*** Source records ***
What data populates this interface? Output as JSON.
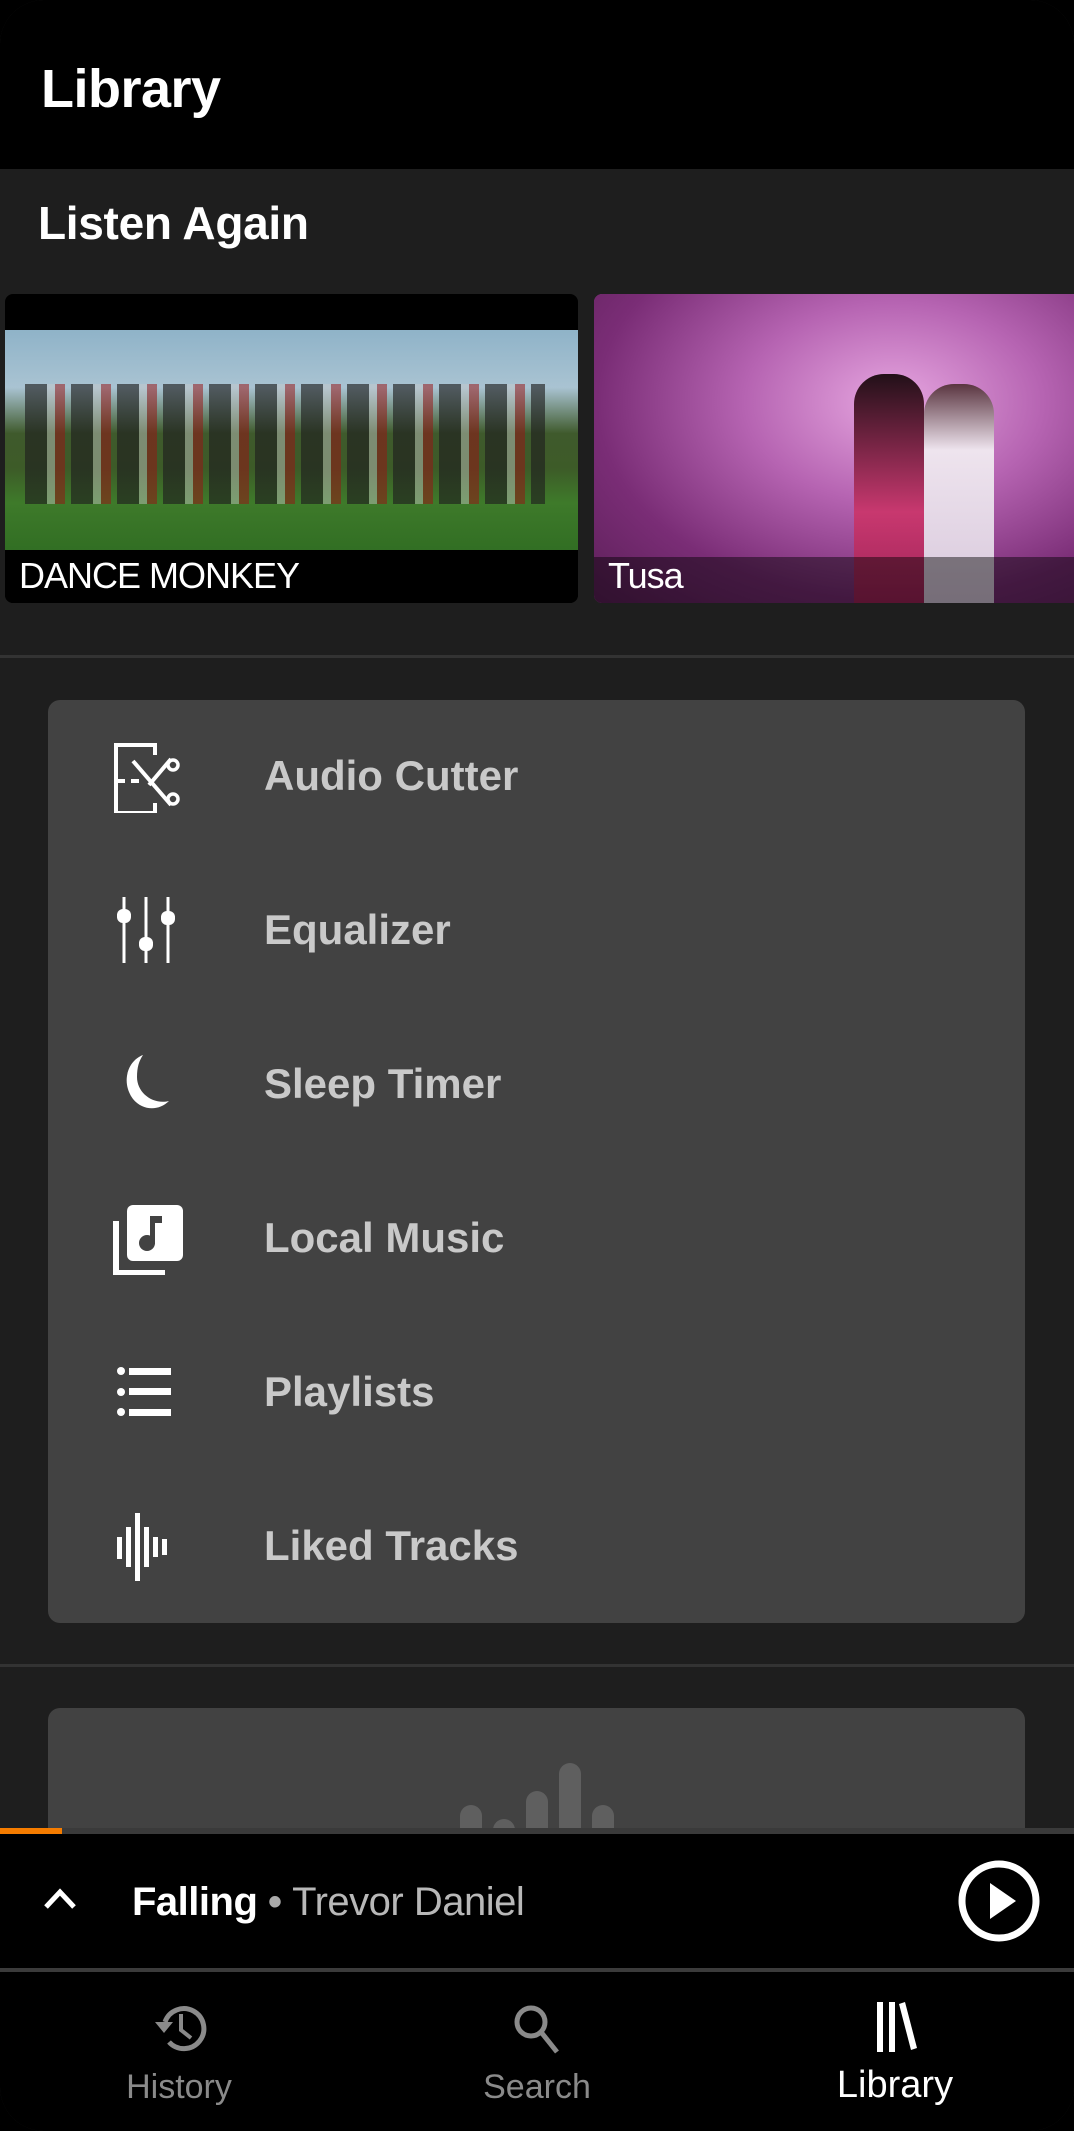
{
  "header": {
    "title": "Library"
  },
  "listen_again": {
    "title": "Listen Again",
    "items": [
      {
        "title": "DANCE MONKEY"
      },
      {
        "title": "Tusa"
      }
    ]
  },
  "menu": {
    "items": [
      {
        "label": "Audio Cutter",
        "icon": "audio-cutter-icon"
      },
      {
        "label": "Equalizer",
        "icon": "equalizer-icon"
      },
      {
        "label": "Sleep Timer",
        "icon": "moon-icon"
      },
      {
        "label": "Local Music",
        "icon": "local-music-icon"
      },
      {
        "label": "Playlists",
        "icon": "list-icon"
      },
      {
        "label": "Liked Tracks",
        "icon": "waveform-icon"
      }
    ]
  },
  "player": {
    "title": "Falling",
    "separator": " • ",
    "artist": "Trevor Daniel",
    "progress_percent": 5.8,
    "accent_color": "#f57c00"
  },
  "bottom_nav": {
    "items": [
      {
        "label": "History",
        "icon": "history-icon",
        "active": false
      },
      {
        "label": "Search",
        "icon": "search-icon",
        "active": false
      },
      {
        "label": "Library",
        "icon": "library-icon",
        "active": true
      }
    ]
  }
}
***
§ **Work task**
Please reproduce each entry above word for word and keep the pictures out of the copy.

§ **Written solution**
What data populates this interface? Output as JSON.
{
  "header": {
    "title": "Library"
  },
  "listen_again": {
    "title": "Listen Again",
    "items": [
      {
        "title": "DANCE MONKEY"
      },
      {
        "title": "Tusa"
      }
    ]
  },
  "menu": {
    "items": [
      {
        "label": "Audio Cutter",
        "icon": "audio-cutter-icon"
      },
      {
        "label": "Equalizer",
        "icon": "equalizer-icon"
      },
      {
        "label": "Sleep Timer",
        "icon": "moon-icon"
      },
      {
        "label": "Local Music",
        "icon": "local-music-icon"
      },
      {
        "label": "Playlists",
        "icon": "list-icon"
      },
      {
        "label": "Liked Tracks",
        "icon": "waveform-icon"
      }
    ]
  },
  "player": {
    "title": "Falling",
    "separator": " • ",
    "artist": "Trevor Daniel",
    "progress_percent": 5.8,
    "accent_color": "#f57c00"
  },
  "bottom_nav": {
    "items": [
      {
        "label": "History",
        "icon": "history-icon",
        "active": false
      },
      {
        "label": "Search",
        "icon": "search-icon",
        "active": false
      },
      {
        "label": "Library",
        "icon": "library-icon",
        "active": true
      }
    ]
  }
}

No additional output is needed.